Cristo Rey was completed during a tumultuous period in Colombia known as ‘La Violencia’. La Violencia began with the assassination of Bogotá’s socialist mayor in 1948 and plagued the next decade with acts of domestic terrorism, murder, and the destruction of property.
I couldn’t find any information on how Belalcazar was affected by such a tumultuous period. However, the same friend who first told me about the statue also ominously mentioned the bodies that once floated down the rivers in the valley below.
It was in this environment that Father Antonio José Valencia Murillo designed Cristo Rey – as a symbol of protection for the region and as a symbol of peace.
Belalcazar is not the kind of place that often shows up in Colombian guidebooks. The tiny little town, which is located on the ridge of a mountain, is firmly off the tourist trail. Cristo Rey is its only claim to fame. Including pedestals, Cristo Rey is 7.5m taller than Christ the Redeemer in Rio.
The journey to Belalcazar was an hour and a half ride past fincas and the kind of small water parks that proliferate in the hot Colombian countryside. Two young sisters sat down in front of us and couldn’t stop staring through the cracks in the seat. Finally, in a surprisingly good accent, the oldest daughter said, “Hello. What is your name?”
Once we entered the town, we walked up the one main street lined with colorful, old buildings. My friends and I stopped for lunch at a restaurant with a balcony that overlooked the massive valley below. It was a sunny day, but there was also a white haze that smudged the edges of the valley.
Our waitress handed us each a business card with an exceptionally bloody Jesus. At first I thought she wanted to convert us and then I realized it was the promotional material for the upcoming Semana Santa.
The walk up the hill to Cristo Rey was lined with the snack and souvenir vendors. A chapel sat in the base of the statue and across from that was a restaurant. Two narrow staircases lead from the ground to the second level. From there, my friends and I paid 3,000 pesos to ascend 154 steps to the crow’s nest in Jesus’ head.
The interior of Jesus’ head was very small, circular, and echo-y. We climbed three rungs to enter by a hole in the floor. Once we were up, we had to carefully sidestep the hole or risk falling back down.
The walls were painted black and covered with scratched initials. I squatted down to peer out through Jesus’ nostrils and felt a gentle breeze. It was a little ironic that the highest point didn’t have the best view.
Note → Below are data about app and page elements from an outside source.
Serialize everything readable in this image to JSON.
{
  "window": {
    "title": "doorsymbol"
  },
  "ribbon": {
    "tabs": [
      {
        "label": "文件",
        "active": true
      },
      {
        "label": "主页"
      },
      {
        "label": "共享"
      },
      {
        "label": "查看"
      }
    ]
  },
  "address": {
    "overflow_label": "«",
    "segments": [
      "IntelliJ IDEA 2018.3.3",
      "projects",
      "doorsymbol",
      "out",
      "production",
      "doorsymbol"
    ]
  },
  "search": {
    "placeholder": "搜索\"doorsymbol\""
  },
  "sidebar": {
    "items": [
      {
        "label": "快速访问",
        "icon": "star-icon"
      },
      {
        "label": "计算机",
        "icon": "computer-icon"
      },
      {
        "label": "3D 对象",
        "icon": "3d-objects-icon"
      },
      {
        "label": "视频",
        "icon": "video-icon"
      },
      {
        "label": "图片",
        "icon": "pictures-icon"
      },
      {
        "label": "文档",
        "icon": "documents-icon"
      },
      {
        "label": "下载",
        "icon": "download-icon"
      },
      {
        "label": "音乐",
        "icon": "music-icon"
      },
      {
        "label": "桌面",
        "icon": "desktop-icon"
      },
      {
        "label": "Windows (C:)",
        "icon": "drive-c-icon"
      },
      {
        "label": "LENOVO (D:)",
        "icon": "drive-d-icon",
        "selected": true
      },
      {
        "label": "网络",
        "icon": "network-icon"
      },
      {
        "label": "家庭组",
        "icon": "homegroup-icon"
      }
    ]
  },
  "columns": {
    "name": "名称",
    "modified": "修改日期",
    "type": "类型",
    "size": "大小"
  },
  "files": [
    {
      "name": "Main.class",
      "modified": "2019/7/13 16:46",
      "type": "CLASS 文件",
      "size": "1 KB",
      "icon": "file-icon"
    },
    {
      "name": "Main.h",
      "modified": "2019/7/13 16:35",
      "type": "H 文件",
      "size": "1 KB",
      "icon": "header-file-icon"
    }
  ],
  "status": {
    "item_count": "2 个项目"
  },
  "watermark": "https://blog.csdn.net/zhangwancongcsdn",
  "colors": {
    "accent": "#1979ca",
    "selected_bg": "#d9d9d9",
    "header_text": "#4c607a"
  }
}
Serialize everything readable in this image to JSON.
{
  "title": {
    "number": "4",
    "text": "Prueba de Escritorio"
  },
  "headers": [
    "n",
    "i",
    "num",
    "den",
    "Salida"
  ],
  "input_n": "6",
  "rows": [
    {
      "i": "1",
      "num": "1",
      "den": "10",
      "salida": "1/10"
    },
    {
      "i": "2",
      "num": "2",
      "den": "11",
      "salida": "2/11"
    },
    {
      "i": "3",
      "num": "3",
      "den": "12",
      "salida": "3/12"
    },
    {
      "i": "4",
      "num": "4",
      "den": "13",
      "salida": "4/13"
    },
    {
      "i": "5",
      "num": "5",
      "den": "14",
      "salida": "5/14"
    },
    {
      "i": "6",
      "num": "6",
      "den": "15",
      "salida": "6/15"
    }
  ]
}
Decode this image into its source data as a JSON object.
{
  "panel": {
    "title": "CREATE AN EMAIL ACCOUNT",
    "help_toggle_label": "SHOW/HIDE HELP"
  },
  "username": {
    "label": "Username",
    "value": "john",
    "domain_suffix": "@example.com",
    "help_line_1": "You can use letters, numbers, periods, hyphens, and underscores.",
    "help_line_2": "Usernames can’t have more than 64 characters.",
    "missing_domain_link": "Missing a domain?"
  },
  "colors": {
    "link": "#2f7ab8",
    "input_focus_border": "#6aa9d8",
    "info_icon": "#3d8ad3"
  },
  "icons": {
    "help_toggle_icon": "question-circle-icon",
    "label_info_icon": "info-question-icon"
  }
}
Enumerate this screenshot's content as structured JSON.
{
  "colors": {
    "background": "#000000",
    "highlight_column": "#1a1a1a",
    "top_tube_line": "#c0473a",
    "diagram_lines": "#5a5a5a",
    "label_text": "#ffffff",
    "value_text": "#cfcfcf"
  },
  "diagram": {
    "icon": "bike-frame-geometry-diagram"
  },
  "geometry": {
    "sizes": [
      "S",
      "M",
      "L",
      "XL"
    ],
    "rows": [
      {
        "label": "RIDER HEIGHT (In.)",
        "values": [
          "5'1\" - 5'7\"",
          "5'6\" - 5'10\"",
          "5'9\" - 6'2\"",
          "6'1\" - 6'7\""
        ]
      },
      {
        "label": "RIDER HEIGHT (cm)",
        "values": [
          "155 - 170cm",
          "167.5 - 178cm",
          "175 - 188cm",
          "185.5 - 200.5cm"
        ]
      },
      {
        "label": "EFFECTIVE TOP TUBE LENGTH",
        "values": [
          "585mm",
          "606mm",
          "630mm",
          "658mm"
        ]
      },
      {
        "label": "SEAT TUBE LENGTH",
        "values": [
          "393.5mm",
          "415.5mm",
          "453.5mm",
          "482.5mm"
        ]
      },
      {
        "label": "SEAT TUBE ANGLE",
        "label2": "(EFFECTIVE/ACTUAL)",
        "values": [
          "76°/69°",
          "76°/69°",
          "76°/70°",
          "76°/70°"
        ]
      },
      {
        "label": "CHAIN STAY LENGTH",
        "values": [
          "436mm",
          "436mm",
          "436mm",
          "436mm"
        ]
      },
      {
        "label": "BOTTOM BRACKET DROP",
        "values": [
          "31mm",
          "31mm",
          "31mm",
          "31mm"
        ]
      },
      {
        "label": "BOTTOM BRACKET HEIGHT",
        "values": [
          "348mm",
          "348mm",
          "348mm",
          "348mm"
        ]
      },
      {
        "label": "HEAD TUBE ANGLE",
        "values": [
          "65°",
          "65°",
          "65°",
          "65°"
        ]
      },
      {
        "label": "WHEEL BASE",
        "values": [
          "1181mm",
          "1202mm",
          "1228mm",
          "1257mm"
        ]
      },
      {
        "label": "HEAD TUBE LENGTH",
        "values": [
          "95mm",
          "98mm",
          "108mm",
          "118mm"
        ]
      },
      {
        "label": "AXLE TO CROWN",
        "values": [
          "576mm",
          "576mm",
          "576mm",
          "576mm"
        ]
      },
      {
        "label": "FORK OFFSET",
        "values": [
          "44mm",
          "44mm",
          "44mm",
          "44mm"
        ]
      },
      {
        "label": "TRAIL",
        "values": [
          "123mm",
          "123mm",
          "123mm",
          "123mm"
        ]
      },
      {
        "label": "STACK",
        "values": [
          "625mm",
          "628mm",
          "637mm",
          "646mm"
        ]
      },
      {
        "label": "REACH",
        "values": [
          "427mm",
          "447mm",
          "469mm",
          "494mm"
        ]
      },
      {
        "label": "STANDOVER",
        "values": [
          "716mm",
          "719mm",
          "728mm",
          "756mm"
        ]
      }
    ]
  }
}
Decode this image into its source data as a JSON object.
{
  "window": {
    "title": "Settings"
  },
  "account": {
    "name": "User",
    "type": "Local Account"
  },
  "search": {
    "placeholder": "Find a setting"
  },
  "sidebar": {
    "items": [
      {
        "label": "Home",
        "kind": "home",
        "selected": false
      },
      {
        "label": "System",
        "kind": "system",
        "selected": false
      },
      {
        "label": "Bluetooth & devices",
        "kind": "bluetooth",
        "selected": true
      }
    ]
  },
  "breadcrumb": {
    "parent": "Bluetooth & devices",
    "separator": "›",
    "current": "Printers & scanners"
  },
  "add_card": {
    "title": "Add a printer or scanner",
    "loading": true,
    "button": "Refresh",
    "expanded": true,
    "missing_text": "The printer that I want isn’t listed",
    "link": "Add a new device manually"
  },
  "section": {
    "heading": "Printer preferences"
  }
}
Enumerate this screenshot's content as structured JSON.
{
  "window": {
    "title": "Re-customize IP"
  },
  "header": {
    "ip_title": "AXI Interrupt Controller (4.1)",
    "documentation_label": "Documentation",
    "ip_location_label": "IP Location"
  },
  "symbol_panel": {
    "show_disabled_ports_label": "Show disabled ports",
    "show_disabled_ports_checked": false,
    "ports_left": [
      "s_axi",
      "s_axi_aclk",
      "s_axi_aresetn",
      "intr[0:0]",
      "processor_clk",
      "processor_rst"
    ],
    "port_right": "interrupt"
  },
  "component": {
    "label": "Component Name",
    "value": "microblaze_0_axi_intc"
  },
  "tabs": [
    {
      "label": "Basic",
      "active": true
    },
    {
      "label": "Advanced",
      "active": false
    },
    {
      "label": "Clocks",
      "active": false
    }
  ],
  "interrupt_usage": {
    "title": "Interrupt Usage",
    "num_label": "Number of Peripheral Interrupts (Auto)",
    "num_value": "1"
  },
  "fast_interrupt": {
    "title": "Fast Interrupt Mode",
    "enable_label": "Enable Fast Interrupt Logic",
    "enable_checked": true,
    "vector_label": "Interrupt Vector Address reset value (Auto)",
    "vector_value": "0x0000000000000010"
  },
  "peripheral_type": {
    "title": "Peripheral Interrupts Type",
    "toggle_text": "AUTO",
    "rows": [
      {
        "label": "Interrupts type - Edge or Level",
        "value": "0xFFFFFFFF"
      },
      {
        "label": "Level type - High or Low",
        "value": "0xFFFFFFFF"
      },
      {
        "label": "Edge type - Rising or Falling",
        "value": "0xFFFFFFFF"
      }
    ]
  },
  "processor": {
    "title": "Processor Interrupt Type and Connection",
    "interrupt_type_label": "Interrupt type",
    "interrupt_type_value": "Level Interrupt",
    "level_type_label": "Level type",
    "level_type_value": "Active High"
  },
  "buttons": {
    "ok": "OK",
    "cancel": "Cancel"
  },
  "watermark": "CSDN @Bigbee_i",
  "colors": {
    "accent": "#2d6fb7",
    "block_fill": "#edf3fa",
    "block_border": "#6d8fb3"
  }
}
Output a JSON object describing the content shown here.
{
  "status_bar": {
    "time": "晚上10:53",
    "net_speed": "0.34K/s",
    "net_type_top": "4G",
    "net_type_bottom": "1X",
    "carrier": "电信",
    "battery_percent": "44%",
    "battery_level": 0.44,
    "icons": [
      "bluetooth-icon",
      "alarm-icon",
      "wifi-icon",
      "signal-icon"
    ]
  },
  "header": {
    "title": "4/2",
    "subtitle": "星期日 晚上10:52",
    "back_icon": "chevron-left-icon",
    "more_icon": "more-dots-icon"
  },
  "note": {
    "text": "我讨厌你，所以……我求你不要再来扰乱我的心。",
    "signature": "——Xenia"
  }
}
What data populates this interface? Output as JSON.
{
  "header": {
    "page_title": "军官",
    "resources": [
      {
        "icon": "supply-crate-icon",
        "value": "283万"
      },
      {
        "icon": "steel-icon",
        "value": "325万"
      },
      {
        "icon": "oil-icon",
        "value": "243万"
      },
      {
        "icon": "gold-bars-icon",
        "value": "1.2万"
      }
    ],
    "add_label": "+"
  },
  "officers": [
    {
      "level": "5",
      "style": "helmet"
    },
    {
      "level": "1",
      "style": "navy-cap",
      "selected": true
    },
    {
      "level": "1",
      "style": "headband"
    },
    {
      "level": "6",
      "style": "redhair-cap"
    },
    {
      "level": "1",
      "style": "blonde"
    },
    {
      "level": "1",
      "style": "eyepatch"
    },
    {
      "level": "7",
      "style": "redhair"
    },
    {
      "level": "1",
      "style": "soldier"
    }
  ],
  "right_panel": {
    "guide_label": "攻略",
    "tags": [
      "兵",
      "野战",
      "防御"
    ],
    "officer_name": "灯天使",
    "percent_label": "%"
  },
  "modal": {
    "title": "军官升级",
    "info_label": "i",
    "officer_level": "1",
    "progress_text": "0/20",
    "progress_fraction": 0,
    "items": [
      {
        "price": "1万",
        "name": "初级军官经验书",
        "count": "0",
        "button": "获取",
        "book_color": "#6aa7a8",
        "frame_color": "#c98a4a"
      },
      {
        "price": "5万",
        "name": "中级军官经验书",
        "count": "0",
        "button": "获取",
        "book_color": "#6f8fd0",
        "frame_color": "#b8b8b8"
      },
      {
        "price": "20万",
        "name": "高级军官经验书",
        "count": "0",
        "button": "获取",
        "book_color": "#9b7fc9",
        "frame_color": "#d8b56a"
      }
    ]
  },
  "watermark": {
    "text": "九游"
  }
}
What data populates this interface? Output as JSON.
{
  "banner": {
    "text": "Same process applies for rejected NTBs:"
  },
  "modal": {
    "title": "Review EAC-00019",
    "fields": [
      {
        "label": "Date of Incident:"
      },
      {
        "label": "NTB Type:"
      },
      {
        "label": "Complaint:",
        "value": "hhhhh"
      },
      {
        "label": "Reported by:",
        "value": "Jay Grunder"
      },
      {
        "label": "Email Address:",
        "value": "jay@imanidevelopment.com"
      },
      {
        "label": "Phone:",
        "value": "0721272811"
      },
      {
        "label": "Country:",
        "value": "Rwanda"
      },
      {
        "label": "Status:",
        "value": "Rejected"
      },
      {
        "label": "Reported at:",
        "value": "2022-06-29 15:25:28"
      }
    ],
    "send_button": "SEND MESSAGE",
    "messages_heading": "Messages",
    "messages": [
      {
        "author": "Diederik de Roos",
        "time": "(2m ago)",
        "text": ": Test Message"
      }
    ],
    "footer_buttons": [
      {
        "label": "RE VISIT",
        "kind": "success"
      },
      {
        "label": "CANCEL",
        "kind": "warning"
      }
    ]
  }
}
How to get to Belalcazar: numerous buses depart from the Pereira Bus Terminal hourly. The 1.5 hour journey costs 5,000 pesos.